[Items from an interface collection]
-- Opening Marker --
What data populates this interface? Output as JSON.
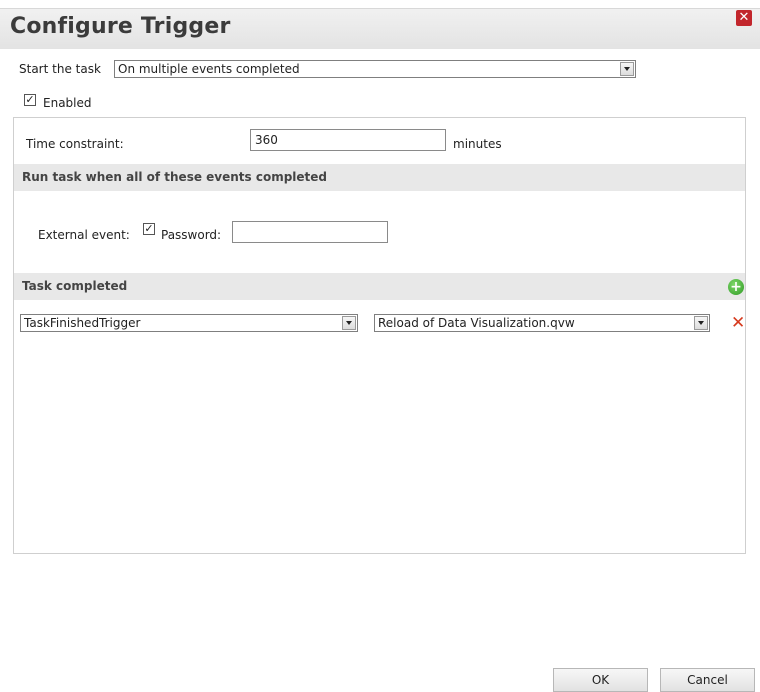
{
  "dialog": {
    "title": "Configure Trigger",
    "close_label": "✕"
  },
  "start": {
    "label": "Start the task",
    "selected": "On multiple events completed"
  },
  "enabled": {
    "label": "Enabled",
    "checked": true
  },
  "time": {
    "label": "Time constraint:",
    "value": "360",
    "unit": "minutes"
  },
  "events_section": {
    "header": "Run task when all of these events completed",
    "external_label": "External event:",
    "external_checked": true,
    "password_label": "Password:",
    "password_value": ""
  },
  "task_section": {
    "header": "Task completed",
    "add_icon": "plus-circle-icon",
    "remove_icon": "red-x-icon",
    "row": {
      "trigger": "TaskFinishedTrigger",
      "task": "Reload of Data Visualization.qvw"
    }
  },
  "footer": {
    "ok_label": "OK",
    "cancel_label": "Cancel"
  },
  "colors": {
    "close": "#c2262c",
    "add": "#2f9a24",
    "remove": "#d63a1e",
    "header_bg": "#e8e8e8"
  }
}
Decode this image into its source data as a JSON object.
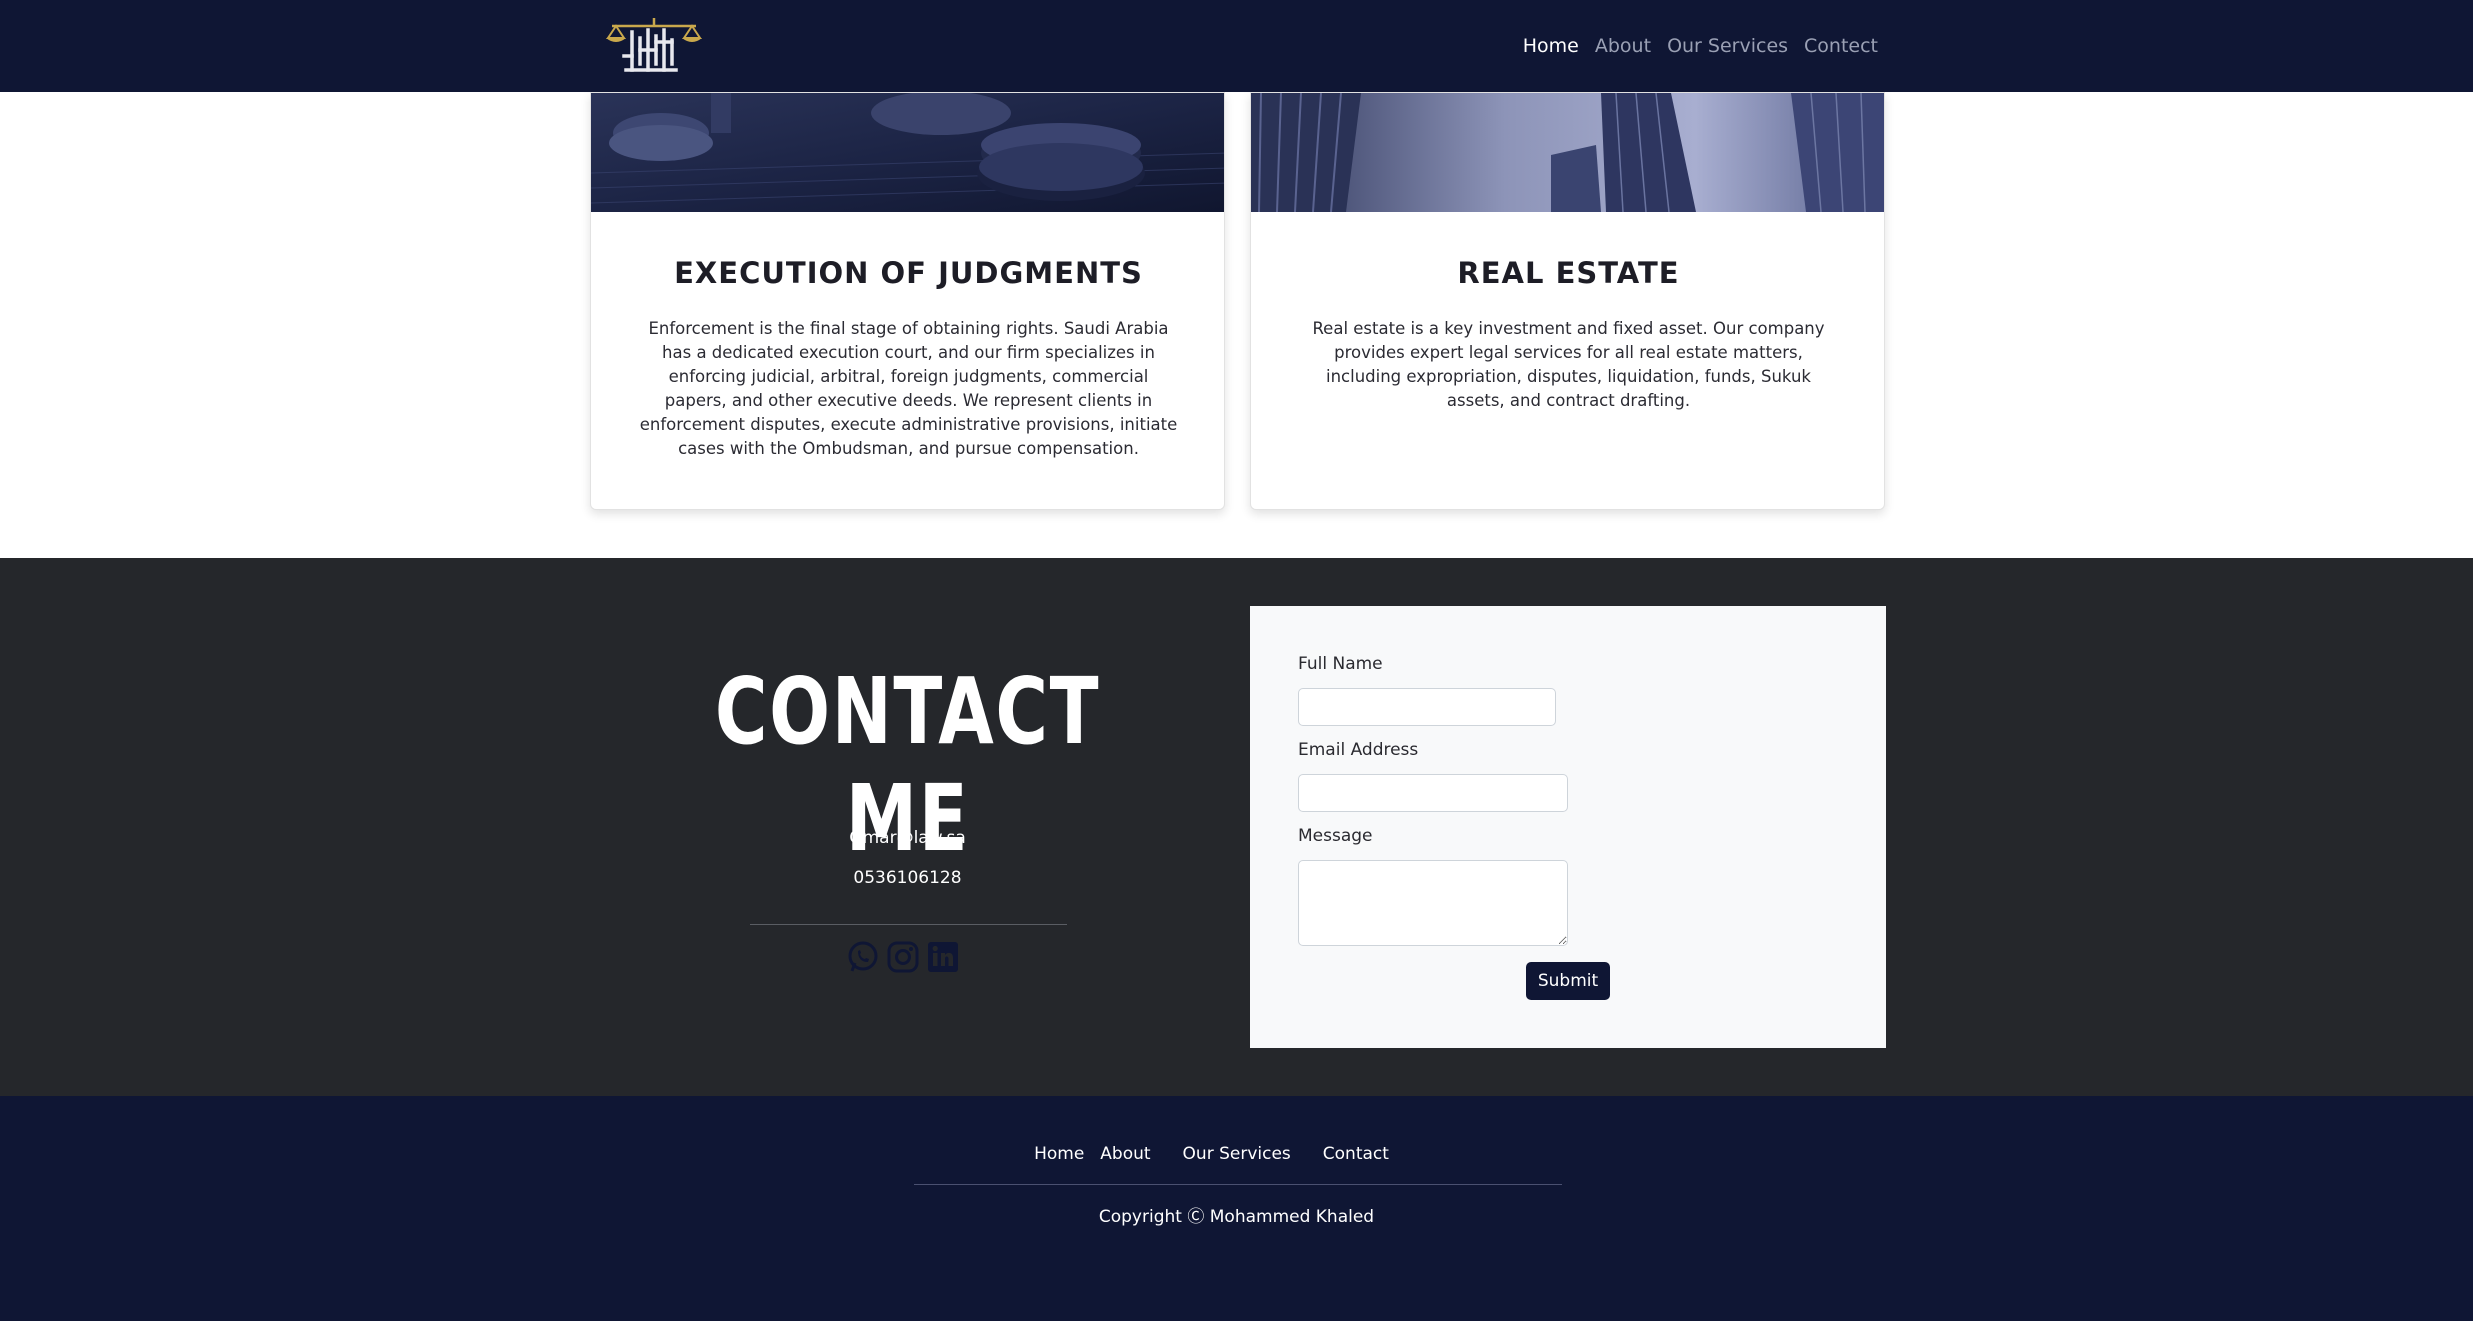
{
  "nav": {
    "links": [
      "Home",
      "About",
      "Our Services",
      "Contect"
    ]
  },
  "services": [
    {
      "title": "EXECUTION OF JUDGMENTS",
      "text": "Enforcement is the final stage of obtaining rights. Saudi Arabia has a dedicated execution court, and our firm specializes in enforcing judicial, arbitral, foreign judgments, commercial papers, and other executive deeds. We represent clients in enforcement disputes, execute administrative provisions, initiate cases with the Ombudsman, and pursue compensation."
    },
    {
      "title": "REAL ESTATE",
      "text": "Real estate is a key investment and fixed asset. Our company provides expert legal services for all real estate matters, including expropriation, disputes, liquidation, funds, Sukuk assets, and contract drafting."
    }
  ],
  "contact": {
    "title": "CONTACT ME",
    "email": "Omar@law.sa",
    "phone": "0536106128",
    "social_icons": [
      "whatsapp-icon",
      "instagram-icon",
      "linkedin-icon"
    ]
  },
  "form": {
    "name_label": "Full Name",
    "email_label": "Email Address",
    "message_label": "Message",
    "name_value": "",
    "email_value": "",
    "message_value": "",
    "submit_label": "Submit"
  },
  "footer": {
    "links": [
      "Home",
      "About",
      "Our Services",
      "Contact"
    ],
    "copyright": "Copyright Ⓒ Mohammed Khaled"
  },
  "colors": {
    "navy": "#0f1634",
    "dark": "#25272b",
    "light": "#f8f9fa",
    "logo_gold": "#c9a84c"
  }
}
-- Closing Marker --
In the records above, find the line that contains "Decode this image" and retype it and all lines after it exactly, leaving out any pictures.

Decode this image into its source data as a JSON object.
{
  "nav": {
    "links": [
      "Home",
      "About",
      "Our Services",
      "Contect"
    ]
  },
  "services": [
    {
      "title": "EXECUTION OF JUDGMENTS",
      "text": "Enforcement is the final stage of obtaining rights. Saudi Arabia has a dedicated execution court, and our firm specializes in enforcing judicial, arbitral, foreign judgments, commercial papers, and other executive deeds. We represent clients in enforcement disputes, execute administrative provisions, initiate cases with the Ombudsman, and pursue compensation."
    },
    {
      "title": "REAL ESTATE",
      "text": "Real estate is a key investment and fixed asset. Our company provides expert legal services for all real estate matters, including expropriation, disputes, liquidation, funds, Sukuk assets, and contract drafting."
    }
  ],
  "contact": {
    "title": "CONTACT ME",
    "email": "Omar@law.sa",
    "phone": "0536106128",
    "social_icons": [
      "whatsapp-icon",
      "instagram-icon",
      "linkedin-icon"
    ]
  },
  "form": {
    "name_label": "Full Name",
    "email_label": "Email Address",
    "message_label": "Message",
    "name_value": "",
    "email_value": "",
    "message_value": "",
    "submit_label": "Submit"
  },
  "footer": {
    "links": [
      "Home",
      "About",
      "Our Services",
      "Contact"
    ],
    "copyright": "Copyright Ⓒ Mohammed Khaled"
  },
  "colors": {
    "navy": "#0f1634",
    "dark": "#25272b",
    "light": "#f8f9fa",
    "logo_gold": "#c9a84c"
  }
}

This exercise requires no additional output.